Citing PatentFiling datePublication dateApplicantTitle
US3272217 *Mar 16, 1962Sep 13, 1966Sun Oil CoSystems for proportioning fluids
US3370607 *Apr 18, 1966Feb 27, 1968Edwin L. MingesApparatus for controlling the flow of fluids
US3450153 *Jun 26, 1967Jun 17, 1969Gen ElectricElectrical pulse generator and regulator for fluid flow and like control systems
US3454037 *Nov 9, 1966Jul 8, 1969American Meter Co Inc 1966Control system
US3464438 *Oct 10, 1966Sep 2, 1969Gec Sunvic Regler GmbhControl device
US3655095 *Jan 17, 1969Apr 11, 1972Smith Kline InstrApparatus for monitoring the dispensing of liquid
US3794070 *Mar 20, 1972Feb 26, 1974Sperry Rand CorpPrecision reference pressure supply system
US3802188 *Sep 2, 1971Apr 9, 1974W BarrettDigital governor
US3986526 *Jun 14, 1974Oct 19, 1976Sun Oil Company Of PennsylvaniaHybrid fluidic and fluid servo controller
US3987815 *Jul 1, 1975Oct 26, 1976The United States Of America As Represented By The United States Energy Research And Development AdministrationTank depletion flow controller
US4134423 *Sep 1, 1977Jan 16, 1979Suntech, Inc.Flowrate control means
US5509434 *Dec 6, 1994Apr 23, 1996Halliburton CompanyApparatus and method for controlling and metering the flow of gas through a pipeline
Classifications
U.S. Classification137/486, 341/144, 137/487.5
International ClassificationG05D11/13, G05D11/00, G05D7/06

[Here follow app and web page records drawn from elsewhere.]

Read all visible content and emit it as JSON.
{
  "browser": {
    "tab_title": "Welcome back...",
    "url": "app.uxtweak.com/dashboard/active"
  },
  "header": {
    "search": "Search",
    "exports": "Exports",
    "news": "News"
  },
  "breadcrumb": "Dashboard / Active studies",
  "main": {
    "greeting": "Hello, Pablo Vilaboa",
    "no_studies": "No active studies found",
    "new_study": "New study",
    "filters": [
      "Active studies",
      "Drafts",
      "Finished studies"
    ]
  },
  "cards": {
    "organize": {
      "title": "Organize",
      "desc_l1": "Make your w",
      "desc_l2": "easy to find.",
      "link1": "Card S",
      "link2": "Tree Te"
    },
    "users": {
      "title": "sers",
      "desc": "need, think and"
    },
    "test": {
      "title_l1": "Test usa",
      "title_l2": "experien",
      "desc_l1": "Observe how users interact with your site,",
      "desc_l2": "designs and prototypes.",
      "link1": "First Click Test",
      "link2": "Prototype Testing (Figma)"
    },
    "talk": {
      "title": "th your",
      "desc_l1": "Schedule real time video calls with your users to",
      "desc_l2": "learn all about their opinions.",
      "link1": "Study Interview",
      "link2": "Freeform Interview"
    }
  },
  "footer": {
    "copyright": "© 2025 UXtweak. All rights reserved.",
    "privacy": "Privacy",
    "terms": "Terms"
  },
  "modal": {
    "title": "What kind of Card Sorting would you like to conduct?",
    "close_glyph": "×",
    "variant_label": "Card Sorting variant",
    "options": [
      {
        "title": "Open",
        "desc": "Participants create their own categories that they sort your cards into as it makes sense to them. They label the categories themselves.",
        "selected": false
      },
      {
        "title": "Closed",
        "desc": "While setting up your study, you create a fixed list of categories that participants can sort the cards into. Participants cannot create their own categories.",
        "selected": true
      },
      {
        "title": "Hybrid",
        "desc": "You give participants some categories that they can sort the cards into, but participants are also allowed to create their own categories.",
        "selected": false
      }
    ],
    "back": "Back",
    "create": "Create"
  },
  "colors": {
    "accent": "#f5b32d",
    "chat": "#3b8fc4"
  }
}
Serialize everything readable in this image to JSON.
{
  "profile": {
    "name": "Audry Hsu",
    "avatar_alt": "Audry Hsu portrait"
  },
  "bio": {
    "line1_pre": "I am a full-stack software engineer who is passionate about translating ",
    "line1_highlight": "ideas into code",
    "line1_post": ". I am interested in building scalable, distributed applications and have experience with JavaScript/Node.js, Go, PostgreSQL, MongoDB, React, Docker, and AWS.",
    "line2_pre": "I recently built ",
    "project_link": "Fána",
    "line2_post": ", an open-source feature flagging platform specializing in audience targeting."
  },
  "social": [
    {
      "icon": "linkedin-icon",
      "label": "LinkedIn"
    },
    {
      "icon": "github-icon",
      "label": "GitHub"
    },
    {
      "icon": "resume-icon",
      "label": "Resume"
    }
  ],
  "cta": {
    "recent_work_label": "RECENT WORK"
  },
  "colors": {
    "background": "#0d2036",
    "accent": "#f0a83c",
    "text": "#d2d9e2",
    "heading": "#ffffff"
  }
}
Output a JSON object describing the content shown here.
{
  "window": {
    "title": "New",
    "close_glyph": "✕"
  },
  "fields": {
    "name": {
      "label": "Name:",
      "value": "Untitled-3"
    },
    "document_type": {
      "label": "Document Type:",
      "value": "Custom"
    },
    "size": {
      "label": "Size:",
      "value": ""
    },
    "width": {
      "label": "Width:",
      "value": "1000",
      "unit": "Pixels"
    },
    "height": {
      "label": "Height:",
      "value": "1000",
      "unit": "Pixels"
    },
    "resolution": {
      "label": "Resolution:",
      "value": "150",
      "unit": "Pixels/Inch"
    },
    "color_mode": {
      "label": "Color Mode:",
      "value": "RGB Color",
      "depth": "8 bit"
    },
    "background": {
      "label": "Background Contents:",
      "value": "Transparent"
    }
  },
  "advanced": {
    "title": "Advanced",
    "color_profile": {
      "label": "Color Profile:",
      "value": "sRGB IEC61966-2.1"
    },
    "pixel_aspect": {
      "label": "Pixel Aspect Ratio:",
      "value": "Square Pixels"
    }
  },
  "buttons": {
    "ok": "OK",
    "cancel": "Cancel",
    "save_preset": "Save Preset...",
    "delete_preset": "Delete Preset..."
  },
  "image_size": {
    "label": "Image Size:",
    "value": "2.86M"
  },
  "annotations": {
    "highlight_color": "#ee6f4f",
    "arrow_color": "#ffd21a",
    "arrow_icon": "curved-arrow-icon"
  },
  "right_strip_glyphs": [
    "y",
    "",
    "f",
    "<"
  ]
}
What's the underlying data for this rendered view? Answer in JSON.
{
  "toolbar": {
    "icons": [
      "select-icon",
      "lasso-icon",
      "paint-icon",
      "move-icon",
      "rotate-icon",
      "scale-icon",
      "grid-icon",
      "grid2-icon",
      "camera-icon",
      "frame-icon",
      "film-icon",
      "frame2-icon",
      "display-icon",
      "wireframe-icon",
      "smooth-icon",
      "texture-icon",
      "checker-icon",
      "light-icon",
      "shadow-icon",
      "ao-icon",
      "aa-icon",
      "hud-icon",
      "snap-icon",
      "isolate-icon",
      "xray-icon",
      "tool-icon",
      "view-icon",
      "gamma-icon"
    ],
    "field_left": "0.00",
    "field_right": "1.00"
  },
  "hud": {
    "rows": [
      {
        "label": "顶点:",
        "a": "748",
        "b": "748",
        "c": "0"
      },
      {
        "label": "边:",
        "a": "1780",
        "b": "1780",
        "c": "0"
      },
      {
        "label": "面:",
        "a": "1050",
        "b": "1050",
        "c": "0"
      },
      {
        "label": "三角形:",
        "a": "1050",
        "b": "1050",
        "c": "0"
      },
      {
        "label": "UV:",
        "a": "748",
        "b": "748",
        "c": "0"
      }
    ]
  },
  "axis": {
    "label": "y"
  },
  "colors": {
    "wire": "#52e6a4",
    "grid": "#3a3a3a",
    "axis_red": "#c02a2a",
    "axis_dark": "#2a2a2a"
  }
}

Cooperative ClassificationG05D11/131, G05D7/0635
European ClassificationG05D7/06F4B, G05D11/13B